Disclaimer: This information is applicable ONLY for therapeutic quality essential oils. This information DOES NOT apply to essential oils that have not been tested for purity and standardized constituents. There is no quality control in the United States, and oils labeled as “100% pure” need only to contain 5% of the actual oil. The rest of the bottle can be filled with fillers and sometimes toxic ingredients that can irritate the skin. The studies are not based solely on a specific brand of an essential oil, unless stated. Please read the full study for more information.
This material is for information purposes only and is not intended to diagnose, treat, or prescribe for any illness. You should check with your doctor regarding implementing any new strategies into your wellness regime. These statements have not been evaluated by the FDA. (Affiliation link.)
Expanded German E Commission (ABC). Fennel Oil: http://cms.herbalgram.org/expandedE/Fenneloil.html
The Complete German Commission E Monographs: Therapeutic Guide to Herbal Medicines. 1998. https://www.amazon.com/Complete-German-Commission-Monographs-Therapeutic/dp/096555550X
European Medicines Agency. Evaluation of Medicines for Human Use. Fennel Oil. http://www.ema.europa.eu/docs/en_GB/document_library/Herbal_-_Community_herbal_monograph/2009/12/WC500018480.pdf
FDA. Code of Federal Regulations Title 21. Part 182- Substances Generally Recognized as Safe (GRAS). https://www.accessdata.fda.gov/scripts/cdrh/cfdocs/cfcfr/CFRSearch.cfm?fr=182.20
The Internal Use of Essential Oils: An exploration (School for Aromatic Studies): https://aromaticstudies.com/the-internal-use-of-essential-oils-an-exploration/
A Procedure for the Safety and Evaluation of Flavouring Substances.

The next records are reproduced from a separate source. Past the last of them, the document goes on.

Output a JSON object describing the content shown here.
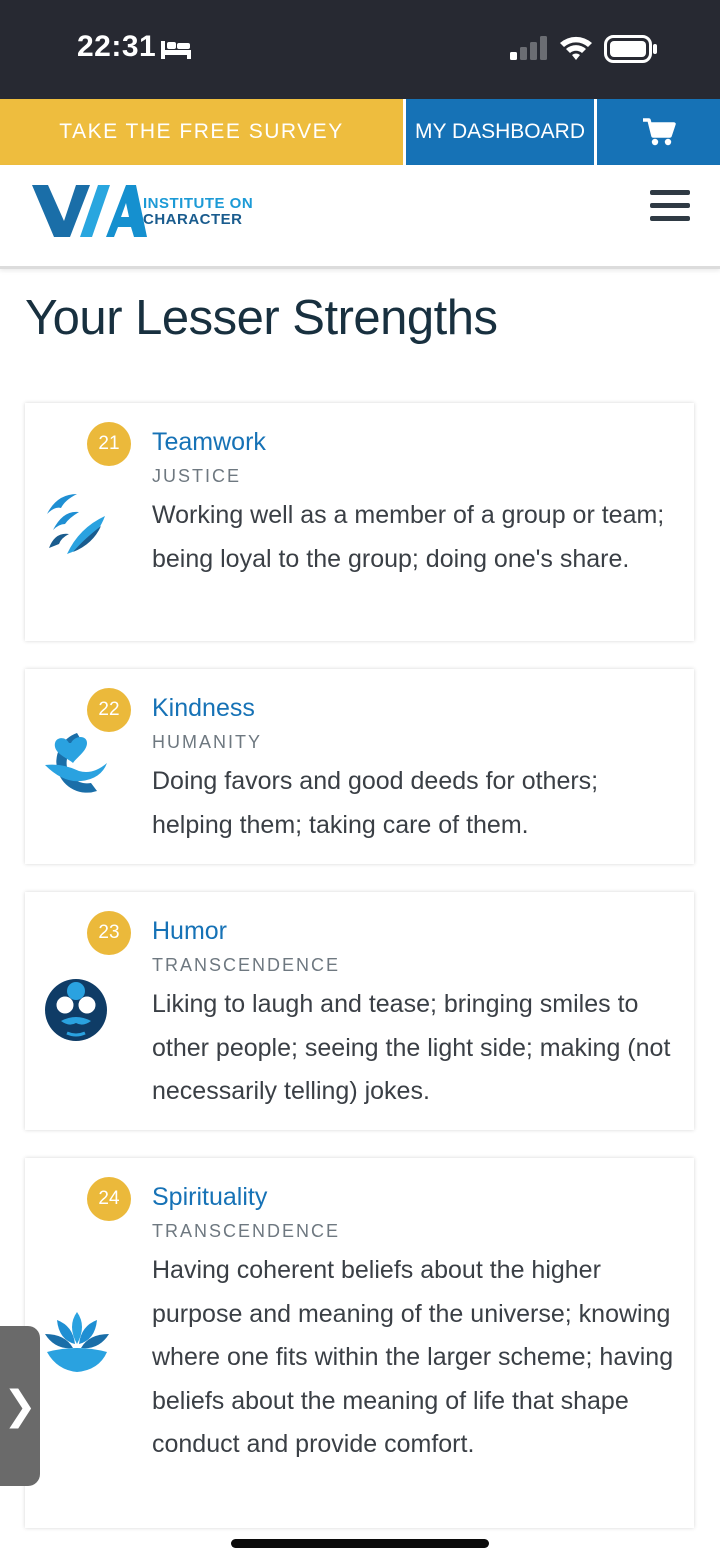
{
  "status_bar": {
    "time": "22:31"
  },
  "top_bar": {
    "survey_label": "TAKE THE FREE SURVEY",
    "dashboard_label": "MY DASHBOARD",
    "cart_icon": "cart-icon"
  },
  "header": {
    "logo_line1": "INSTITUTE ON",
    "logo_line2": "CHARACTER"
  },
  "page": {
    "title": "Your Lesser Strengths"
  },
  "strengths": [
    {
      "rank": "21",
      "name": "Teamwork",
      "category": "JUSTICE",
      "description": "Working well as a member of a group or team; being loyal to the group; doing one's share.",
      "icon": "birds-icon"
    },
    {
      "rank": "22",
      "name": "Kindness",
      "category": "HUMANITY",
      "description": "Doing favors and good deeds for others; helping them; taking care of them.",
      "icon": "heart-hand-icon"
    },
    {
      "rank": "23",
      "name": "Humor",
      "category": "TRANSCENDENCE",
      "description": "Liking to laugh and tease; bringing smiles to other people; seeing the light side; making (not necessarily telling) jokes.",
      "icon": "funny-face-icon"
    },
    {
      "rank": "24",
      "name": "Spirituality",
      "category": "TRANSCENDENCE",
      "description": "Having coherent beliefs about the higher purpose and meaning of the universe; knowing where one fits within the larger scheme; having beliefs about the meaning of life that shape conduct and provide comfort.",
      "icon": "lotus-icon"
    }
  ],
  "side_tab": {
    "label": "❯"
  },
  "colors": {
    "accent_yellow": "#eebd3e",
    "accent_blue": "#1672b6",
    "title_dark": "#18303f",
    "status_bar_bg": "#272932"
  }
}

This review describes a procedure for the safety evaluation of flavouring substances. Over 2500 flavouring substances are currently in use in food. While toxicity data do not exist on all flavouring substances currently in use, within structurally related groups of flavouring substances many do have toxicity data and this information along with knowledge of structure-activity relationships and data on the daily intake provides a framework for safety evaluation. The safety evaluation procedure provides a scientifically based practical method of integrating data on intake, structure-activity relationships, metabolism and toxicity to evaluate flavouring substances in a timely manner. The procedure has been used recently by the Joint FAO/WHO Expert Committee on Food Additives (JECFA) to evaluate a total of 263 flavouring substances.
Joint FAO/WHO Expert Committee on Food Additives. Food Chem Toxicol. 1999 Feb-Mar;37(2-3):207-32. Available at: http://www.inchem.org/documents/jecfa/jecmono/v35je21.htm
Plant essential oils and allied volatile fractions as multifunctional additives in meat and fish-based food products: a review. Food Addit Contam Part A Chem Anal Control Expo Risk Assess. https://www.ncbi.nlm.nih.gov/m/pubmed/25893282/
Foeniculum vulgare: A comprehensive review of its traditional use, phytochemistry, pharmacology, and safety. Arabian Journal of Chemistry. November 2016. http://www.sciencedirect.com/science/article/pii/S1878535212000792
Fennel. Natural Standard Database. https://naturalmedicines.therapeuticresearch.com/databases/food,-herbs-supplements/professional.aspx?productid=311
Fennel Oil. Examine. https://examine.com/supplements/fennel-essential-oil/#summary1-1